= Beginning of Section =

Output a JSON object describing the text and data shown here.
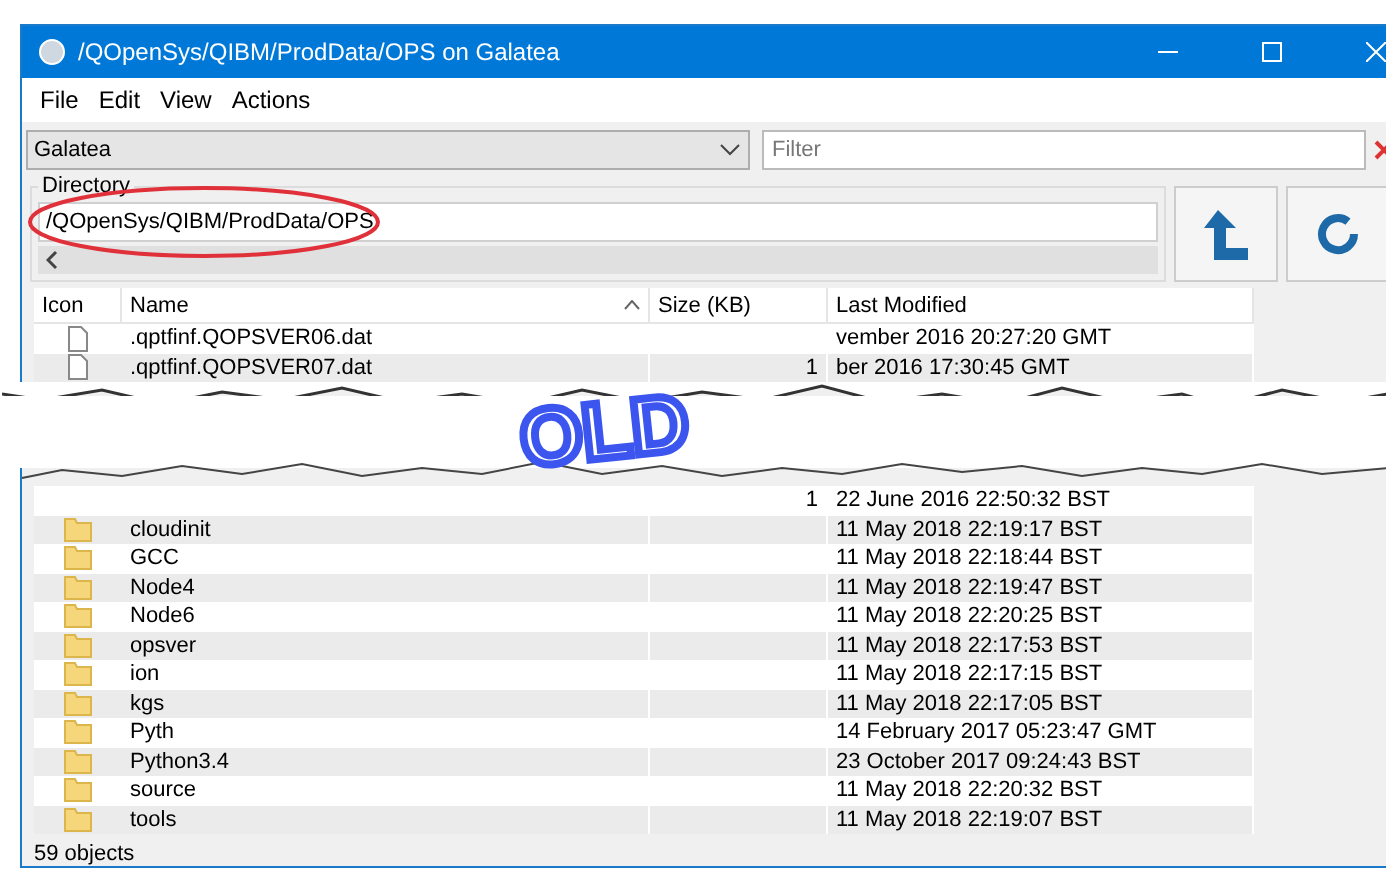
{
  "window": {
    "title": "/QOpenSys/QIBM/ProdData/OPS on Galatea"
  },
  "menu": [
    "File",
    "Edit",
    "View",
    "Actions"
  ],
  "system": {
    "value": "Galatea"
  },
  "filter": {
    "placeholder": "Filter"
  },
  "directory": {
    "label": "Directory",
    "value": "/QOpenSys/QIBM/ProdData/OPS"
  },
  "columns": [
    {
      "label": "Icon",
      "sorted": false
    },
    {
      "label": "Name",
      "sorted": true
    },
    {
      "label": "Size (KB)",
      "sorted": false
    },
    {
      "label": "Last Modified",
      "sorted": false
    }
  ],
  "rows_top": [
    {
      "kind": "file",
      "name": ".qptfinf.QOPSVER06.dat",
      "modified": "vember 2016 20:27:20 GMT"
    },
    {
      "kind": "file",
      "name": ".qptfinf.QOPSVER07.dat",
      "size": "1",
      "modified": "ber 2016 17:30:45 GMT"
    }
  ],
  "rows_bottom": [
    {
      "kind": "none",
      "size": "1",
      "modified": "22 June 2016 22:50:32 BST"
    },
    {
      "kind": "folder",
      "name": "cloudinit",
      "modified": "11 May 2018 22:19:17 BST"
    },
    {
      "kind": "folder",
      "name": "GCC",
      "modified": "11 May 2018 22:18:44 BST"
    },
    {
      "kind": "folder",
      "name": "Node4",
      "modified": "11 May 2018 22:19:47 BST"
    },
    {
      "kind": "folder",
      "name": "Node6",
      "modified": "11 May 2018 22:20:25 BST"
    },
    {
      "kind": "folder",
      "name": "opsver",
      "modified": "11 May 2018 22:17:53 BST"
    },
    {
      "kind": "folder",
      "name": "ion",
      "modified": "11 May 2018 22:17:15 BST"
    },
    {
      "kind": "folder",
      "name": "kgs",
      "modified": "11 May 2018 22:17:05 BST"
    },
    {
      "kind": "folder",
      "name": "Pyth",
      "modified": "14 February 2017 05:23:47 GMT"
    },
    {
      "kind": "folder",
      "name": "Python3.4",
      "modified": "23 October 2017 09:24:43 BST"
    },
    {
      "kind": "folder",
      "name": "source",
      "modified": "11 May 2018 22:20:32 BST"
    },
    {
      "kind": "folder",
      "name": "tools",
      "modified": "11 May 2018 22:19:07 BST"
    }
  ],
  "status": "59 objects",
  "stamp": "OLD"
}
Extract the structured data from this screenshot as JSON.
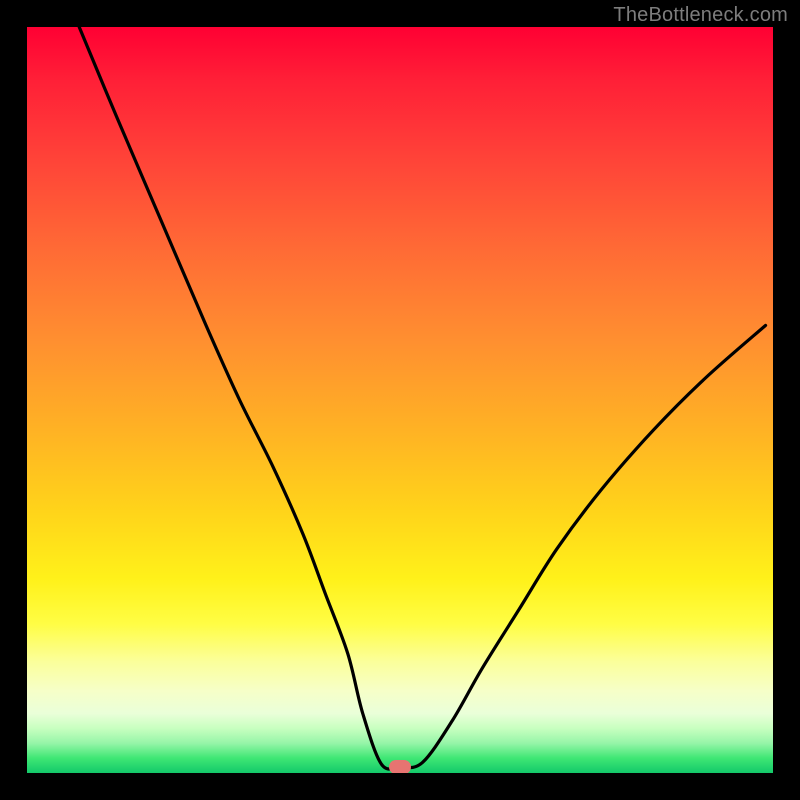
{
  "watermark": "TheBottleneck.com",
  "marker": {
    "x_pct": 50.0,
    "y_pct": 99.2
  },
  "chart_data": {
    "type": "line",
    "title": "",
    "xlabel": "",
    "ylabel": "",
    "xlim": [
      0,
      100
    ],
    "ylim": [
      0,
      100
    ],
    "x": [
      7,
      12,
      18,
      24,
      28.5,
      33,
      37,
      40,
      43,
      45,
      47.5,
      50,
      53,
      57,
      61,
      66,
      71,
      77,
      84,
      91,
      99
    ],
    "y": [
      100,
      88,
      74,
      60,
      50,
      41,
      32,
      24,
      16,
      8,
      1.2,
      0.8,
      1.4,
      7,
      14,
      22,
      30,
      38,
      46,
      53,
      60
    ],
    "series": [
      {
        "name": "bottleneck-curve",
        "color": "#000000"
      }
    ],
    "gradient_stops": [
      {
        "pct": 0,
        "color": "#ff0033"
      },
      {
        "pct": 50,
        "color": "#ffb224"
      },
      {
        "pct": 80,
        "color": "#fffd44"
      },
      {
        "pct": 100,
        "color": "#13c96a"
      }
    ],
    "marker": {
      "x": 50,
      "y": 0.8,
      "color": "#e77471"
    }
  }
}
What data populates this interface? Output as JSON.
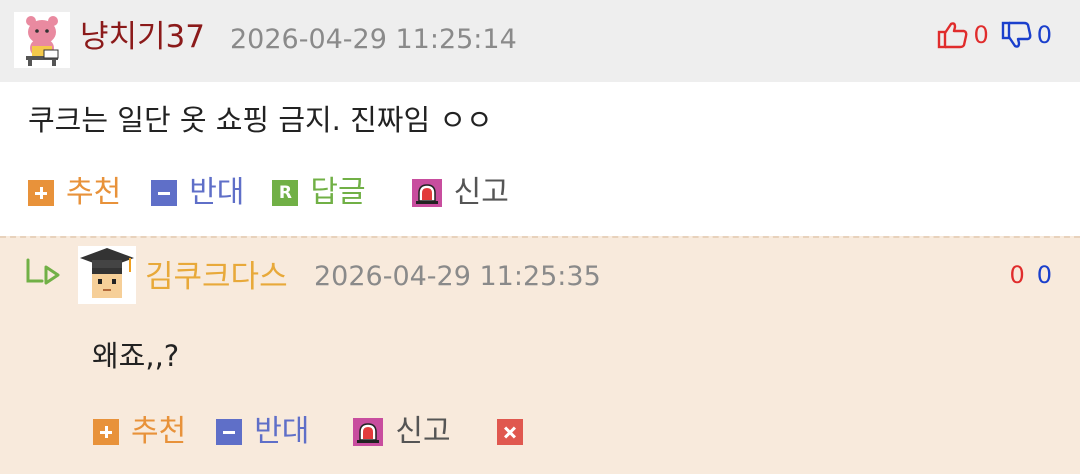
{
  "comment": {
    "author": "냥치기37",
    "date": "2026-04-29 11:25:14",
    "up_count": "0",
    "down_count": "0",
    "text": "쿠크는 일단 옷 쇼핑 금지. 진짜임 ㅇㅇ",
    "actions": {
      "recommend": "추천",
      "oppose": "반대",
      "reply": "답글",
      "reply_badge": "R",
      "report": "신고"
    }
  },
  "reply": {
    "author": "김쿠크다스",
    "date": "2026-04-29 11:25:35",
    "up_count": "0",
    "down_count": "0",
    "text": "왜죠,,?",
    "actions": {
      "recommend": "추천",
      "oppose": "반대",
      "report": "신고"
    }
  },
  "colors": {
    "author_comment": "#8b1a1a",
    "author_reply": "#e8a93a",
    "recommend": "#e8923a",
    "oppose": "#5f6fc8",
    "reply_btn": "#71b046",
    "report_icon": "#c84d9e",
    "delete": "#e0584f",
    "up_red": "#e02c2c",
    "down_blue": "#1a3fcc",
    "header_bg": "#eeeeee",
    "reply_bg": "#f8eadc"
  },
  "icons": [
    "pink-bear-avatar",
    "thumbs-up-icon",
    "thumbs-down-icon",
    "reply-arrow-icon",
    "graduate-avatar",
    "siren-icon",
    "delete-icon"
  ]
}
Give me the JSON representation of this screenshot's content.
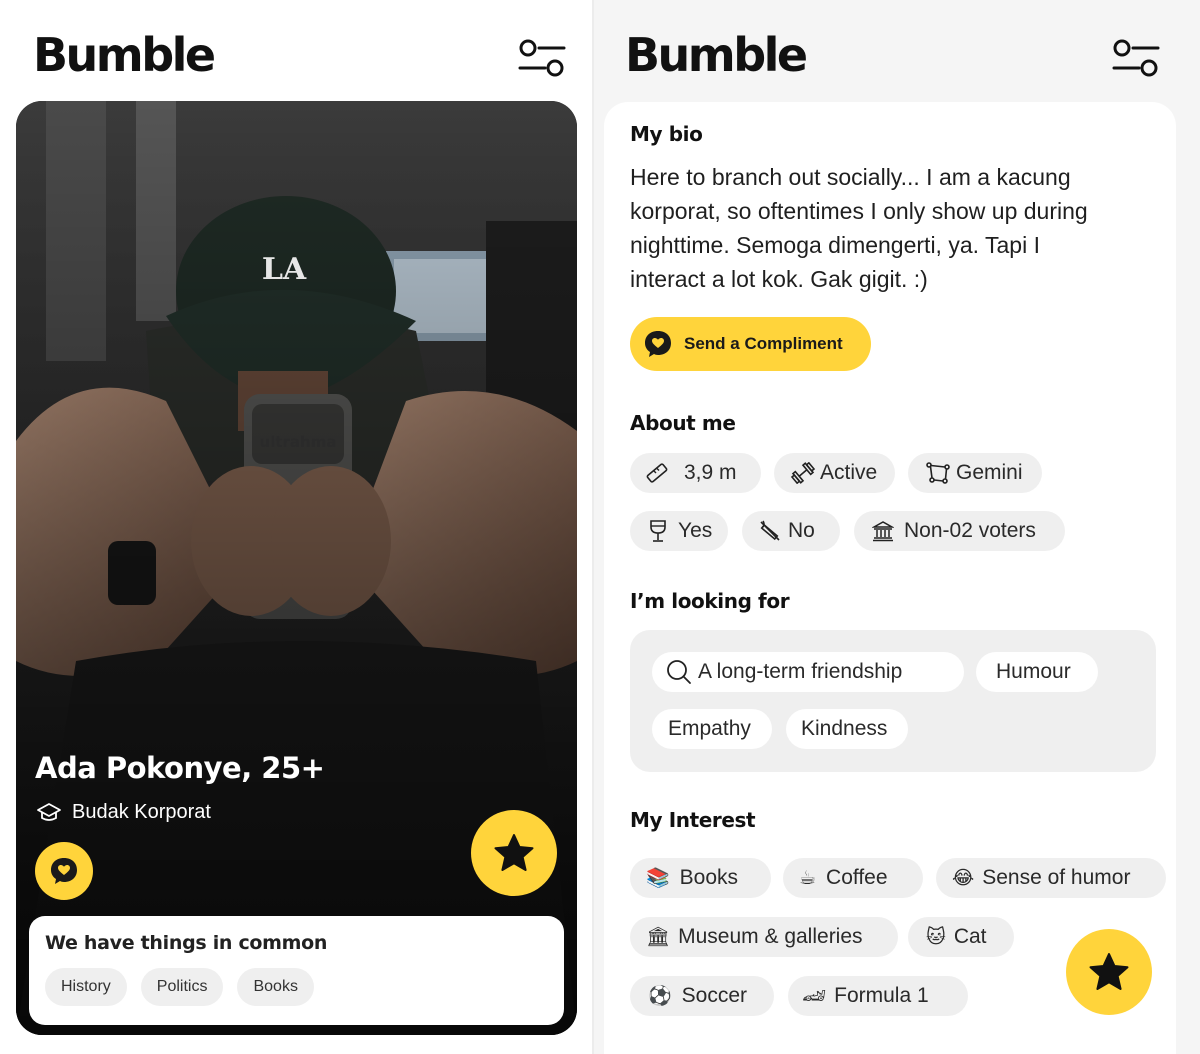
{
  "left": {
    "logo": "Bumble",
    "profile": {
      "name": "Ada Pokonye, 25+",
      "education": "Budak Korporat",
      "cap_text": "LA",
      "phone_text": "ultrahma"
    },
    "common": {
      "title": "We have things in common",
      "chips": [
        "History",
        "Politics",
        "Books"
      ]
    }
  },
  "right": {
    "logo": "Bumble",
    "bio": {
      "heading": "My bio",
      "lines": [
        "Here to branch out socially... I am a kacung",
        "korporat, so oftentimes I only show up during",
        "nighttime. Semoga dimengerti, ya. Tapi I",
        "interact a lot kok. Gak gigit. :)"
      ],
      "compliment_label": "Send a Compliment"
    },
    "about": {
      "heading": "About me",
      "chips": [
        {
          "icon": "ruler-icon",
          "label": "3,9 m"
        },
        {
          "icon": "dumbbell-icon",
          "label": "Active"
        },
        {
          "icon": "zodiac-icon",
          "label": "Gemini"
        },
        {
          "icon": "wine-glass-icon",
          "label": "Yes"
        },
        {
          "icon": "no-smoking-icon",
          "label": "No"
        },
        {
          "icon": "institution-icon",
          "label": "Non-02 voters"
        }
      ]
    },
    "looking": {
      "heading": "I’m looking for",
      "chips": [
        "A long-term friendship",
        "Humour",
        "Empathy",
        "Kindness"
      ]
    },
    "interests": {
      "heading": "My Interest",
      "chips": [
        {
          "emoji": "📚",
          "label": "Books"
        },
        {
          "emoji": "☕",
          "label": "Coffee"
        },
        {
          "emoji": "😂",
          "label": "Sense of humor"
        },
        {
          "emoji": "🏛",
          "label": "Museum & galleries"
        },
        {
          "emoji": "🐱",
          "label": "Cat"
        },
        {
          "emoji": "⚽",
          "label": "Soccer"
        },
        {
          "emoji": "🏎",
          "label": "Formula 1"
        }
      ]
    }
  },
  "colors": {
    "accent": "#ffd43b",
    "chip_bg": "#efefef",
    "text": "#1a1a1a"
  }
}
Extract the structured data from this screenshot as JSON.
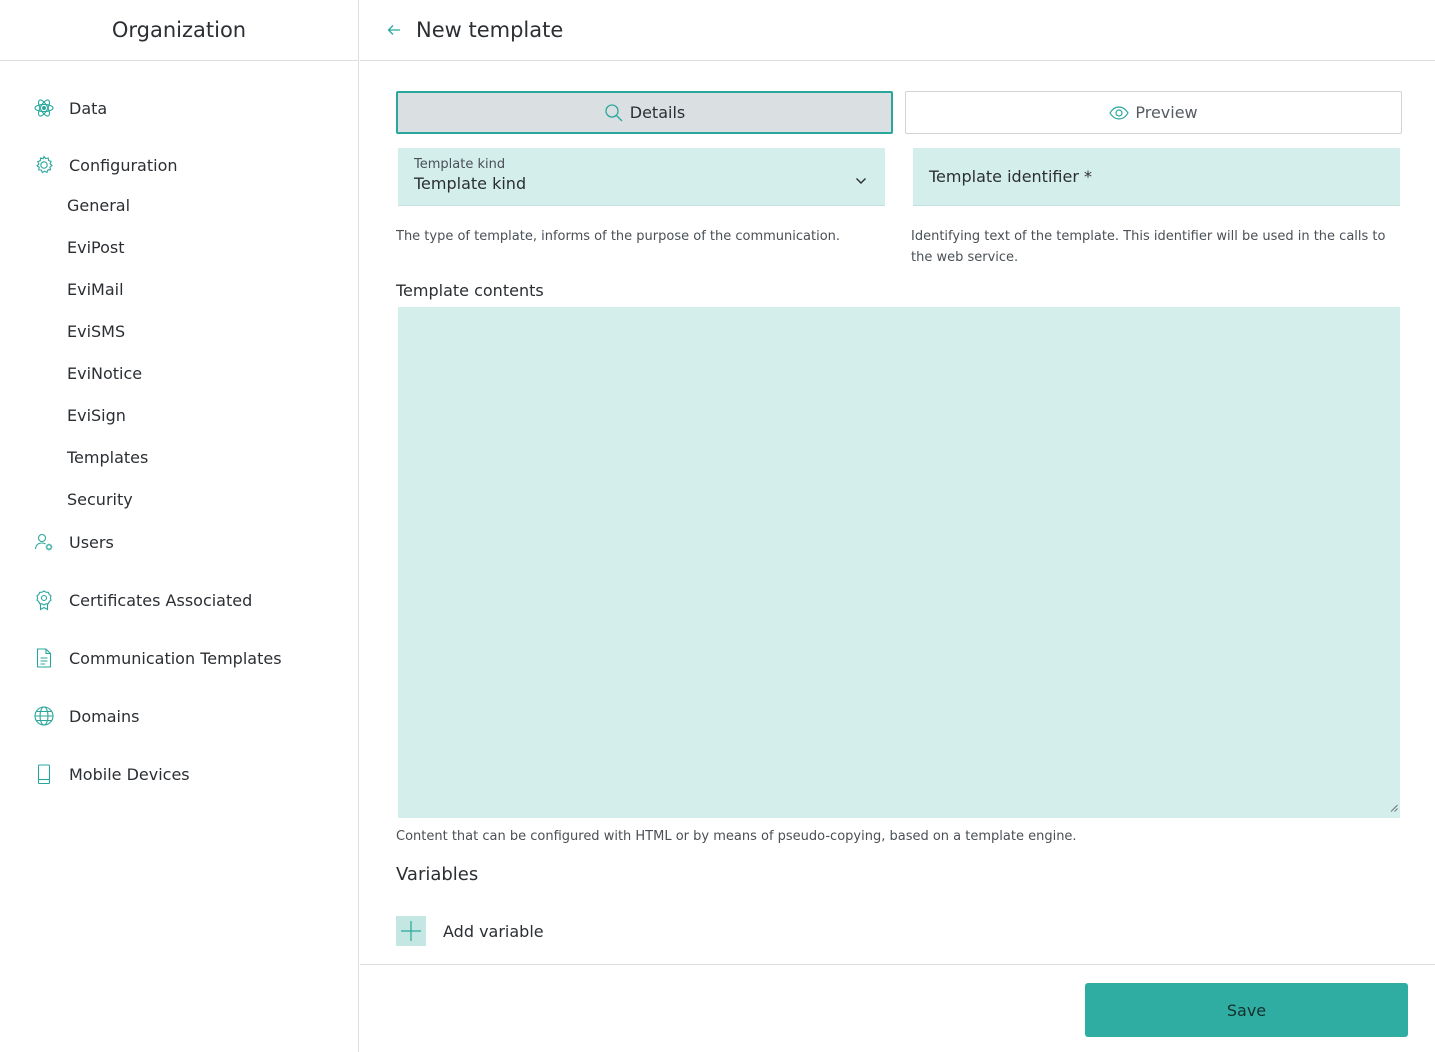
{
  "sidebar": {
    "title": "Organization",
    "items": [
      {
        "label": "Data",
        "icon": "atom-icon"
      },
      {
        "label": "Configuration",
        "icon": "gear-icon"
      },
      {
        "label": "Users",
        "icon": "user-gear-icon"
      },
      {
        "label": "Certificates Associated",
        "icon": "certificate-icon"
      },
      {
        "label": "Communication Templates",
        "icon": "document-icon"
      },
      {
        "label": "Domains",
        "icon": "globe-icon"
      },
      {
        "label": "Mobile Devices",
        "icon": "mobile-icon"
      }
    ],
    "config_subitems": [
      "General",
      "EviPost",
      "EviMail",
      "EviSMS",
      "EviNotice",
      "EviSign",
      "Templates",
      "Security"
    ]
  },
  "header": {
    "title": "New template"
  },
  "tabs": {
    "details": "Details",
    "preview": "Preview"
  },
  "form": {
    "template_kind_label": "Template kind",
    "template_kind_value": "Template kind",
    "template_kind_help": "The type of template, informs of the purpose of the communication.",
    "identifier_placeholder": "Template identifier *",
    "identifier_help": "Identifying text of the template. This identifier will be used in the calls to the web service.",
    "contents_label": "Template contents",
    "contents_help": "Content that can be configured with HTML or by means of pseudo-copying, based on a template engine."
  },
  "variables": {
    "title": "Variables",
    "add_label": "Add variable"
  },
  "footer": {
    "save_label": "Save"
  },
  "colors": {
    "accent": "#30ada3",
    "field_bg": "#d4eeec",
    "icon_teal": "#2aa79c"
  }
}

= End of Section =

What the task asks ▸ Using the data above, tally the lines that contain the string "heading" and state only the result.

Answer to this problem ▸ 4